Entries from a dataset of interfaces:
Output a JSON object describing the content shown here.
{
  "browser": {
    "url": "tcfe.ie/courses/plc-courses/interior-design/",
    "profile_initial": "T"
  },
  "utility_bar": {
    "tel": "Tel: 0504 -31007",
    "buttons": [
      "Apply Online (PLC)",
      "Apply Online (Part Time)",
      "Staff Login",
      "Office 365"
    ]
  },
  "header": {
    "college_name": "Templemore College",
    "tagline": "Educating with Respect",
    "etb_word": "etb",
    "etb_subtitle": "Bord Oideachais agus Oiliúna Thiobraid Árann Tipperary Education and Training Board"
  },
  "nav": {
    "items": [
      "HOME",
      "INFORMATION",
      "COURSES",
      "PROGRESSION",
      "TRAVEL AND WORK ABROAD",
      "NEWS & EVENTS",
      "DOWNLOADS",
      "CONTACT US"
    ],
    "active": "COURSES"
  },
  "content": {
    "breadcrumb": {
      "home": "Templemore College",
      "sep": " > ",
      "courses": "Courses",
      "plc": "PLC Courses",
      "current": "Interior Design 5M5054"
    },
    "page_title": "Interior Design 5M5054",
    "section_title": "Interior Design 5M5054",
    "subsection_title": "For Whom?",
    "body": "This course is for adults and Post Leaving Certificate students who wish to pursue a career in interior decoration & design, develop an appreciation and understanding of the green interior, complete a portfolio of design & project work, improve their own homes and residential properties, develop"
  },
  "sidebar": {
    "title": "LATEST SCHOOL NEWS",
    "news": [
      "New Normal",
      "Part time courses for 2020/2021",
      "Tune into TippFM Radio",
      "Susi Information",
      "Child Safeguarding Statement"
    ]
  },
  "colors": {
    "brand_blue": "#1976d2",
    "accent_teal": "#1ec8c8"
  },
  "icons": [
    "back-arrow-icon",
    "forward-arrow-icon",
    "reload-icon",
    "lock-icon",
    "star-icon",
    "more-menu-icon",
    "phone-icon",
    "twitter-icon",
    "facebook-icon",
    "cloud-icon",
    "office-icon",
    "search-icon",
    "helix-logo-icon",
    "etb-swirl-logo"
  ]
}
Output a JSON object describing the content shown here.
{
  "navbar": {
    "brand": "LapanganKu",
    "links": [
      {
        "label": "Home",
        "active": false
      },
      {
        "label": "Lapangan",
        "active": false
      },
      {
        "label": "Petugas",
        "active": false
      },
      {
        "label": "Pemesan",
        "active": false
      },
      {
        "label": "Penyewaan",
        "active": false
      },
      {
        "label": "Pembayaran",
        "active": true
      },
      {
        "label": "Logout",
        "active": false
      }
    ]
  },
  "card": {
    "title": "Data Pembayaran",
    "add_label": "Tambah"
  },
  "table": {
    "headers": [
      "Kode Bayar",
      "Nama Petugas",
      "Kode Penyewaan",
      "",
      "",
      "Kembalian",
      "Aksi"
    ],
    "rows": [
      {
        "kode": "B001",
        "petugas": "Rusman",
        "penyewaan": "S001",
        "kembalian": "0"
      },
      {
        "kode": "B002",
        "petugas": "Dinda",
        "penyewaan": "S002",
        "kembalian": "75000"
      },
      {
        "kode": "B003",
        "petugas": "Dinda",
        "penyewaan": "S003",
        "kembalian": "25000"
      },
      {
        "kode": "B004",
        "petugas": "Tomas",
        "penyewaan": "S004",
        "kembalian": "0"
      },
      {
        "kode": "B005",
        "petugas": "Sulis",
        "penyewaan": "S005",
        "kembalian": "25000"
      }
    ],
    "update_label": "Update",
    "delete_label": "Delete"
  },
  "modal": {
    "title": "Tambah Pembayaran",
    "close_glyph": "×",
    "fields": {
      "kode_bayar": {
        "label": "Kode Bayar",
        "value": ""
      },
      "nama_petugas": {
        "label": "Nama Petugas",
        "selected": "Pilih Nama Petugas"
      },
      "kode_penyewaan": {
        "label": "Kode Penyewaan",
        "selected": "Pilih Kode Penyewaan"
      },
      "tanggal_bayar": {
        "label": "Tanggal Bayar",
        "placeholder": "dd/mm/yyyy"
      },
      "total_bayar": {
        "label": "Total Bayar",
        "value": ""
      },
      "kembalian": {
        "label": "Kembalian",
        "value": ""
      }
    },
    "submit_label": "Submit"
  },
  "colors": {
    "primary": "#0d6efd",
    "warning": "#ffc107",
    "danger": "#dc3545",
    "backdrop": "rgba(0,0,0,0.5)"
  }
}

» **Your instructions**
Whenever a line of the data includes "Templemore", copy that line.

» **Reply**
    "college_name": "Templemore College",
      "home": "Templemore College",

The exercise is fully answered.